British holidaymakers who stumped up for last-minute flights to flee Portugal in fear of a fresh quarantine have been left fuming when it wasn’t even re-introduced.
Tourists were furious after racing back to the UK to avoid having to self-isolate for 14 days – only for the government to leave the country off its official safe travel list.
Holiday plans were plunged into chaos last week when Scotland and Wales imposed quarantine rules on Greece and Portugal, but England didn’t.
One Bristol dad told of spending an eye-watering sum to cut their travel short so his daughter didn’t risk missing school as classrooms finally reopened.
John Cushing told the BBC he had spent £1,000 to leave Portugal early in anticipation it was about to be added to the UK’s red list – triple the cost of the pair’s original return tickets.
The solo dad said they had waited six months to visit his villa in the Algarve while travel was heavily restricted at the height of the pandemic.
As soon as they were allowed, he booked flights for himself and his daughter to go to the popular coastal beautyspot.

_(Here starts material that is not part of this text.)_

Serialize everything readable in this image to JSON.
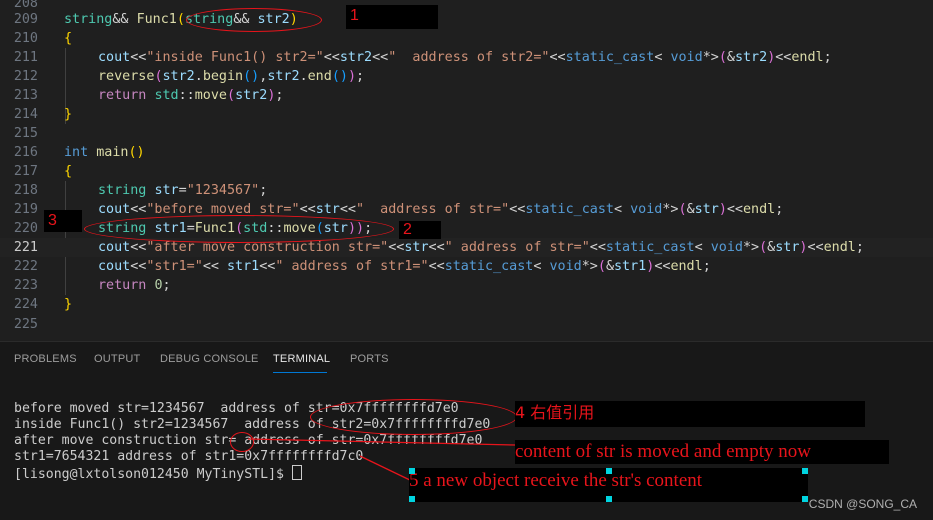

Mr Cushing said he had already paid £320 for return flights for himself and his daughter to get home to Bristol.
But with speculation Portugal could be added back to the UK’s quarantine list last week, the dad feared his daughter Georgie, 12, would end up having to isolate instead of returning to school.
He found few flights home so wound up paying £1,000 for easyJet flights home on Thursday, ahead of their planned return on Saturday – only for England to subsequently keep Portugal on the safe travel list after all.
Mr Cushing told the BBC: “My daughter was in tears yesterday at the thought of not being able to go back to school and see her friends.
“She has already missed most of year seven [at school] and I can’t let her miss the first two weeks of year eight.”
“The airlines have us over a barrel and don’t seem to have any sympathy.”
Easyjet denied that it was taking advantage of holidaymakers anxious about quarantines, telling the BBC that as with all airlines its pricing for flights is demand-led.
The family are just one of many worried holidaymakers growing increasingly frustrated with mixed messages over the UK’s safe travel list.
Some caught out by sudden changes in rules have criticised the government for how it is handling the announcement.
A Welsh dad-of-two whose family will have to quarantine for 14 days after being caught up in a rule-change during his Greece holiday has slammed the inconsistency across the UK.
The UK’s devolved governments set their own quarantine safe travel lists, and Jonathan Lake told The Sun he got caught out in the difference between rules set by Westminster and Cardiff.
The dad was furious after Wales added Greece and Portugal to its red list last week – saying he was considering returning to a hotel in Bristol instead to avoid isolating.
Mr Lake, who had been staying with his wife and two children near Chania, Crete, labelled the lack of consistent messaging across the UK an “absolute joke”.
Kelly Jones, of Birmingham, accused the Government of constantly shifting the goalposts after Portugal remained on England’s safe travel list after she spent £900 moving her flights.
She told The Sun of paying Jet2 to move her flights home from Faro from Saturday to Friday, cutting her villa holiday one day short in fears quarantine would be reimposed and her children could miss two weeks of school.
But she was left dismayed after Portugal and Greece remained on the safe travel list, saying she felt she had wasted time and money.
The travel anxiety comes as UK leaders grapple with concerns about fresh coronavirus clusters linked to summer holiday travels.
Travellers returning from the Greek island of Zante have been linked to a number of outbreaks in England and Wales.
Holidaymakers returning to England from seven Greek islands must quarantine from Wednesday, the government announced yesterday.
The decision was a milestone in the handling of the safe travel list, as Ministers outlined plans to allow some island destinations to have different quarantine rules from the mainland.
Destinations popular with Brits such as the Canary Islands had pleaded with the UK to handle islands separately, as mainland Spain faced skyrocketing cases but much of the archipelago regained control of outbreaks.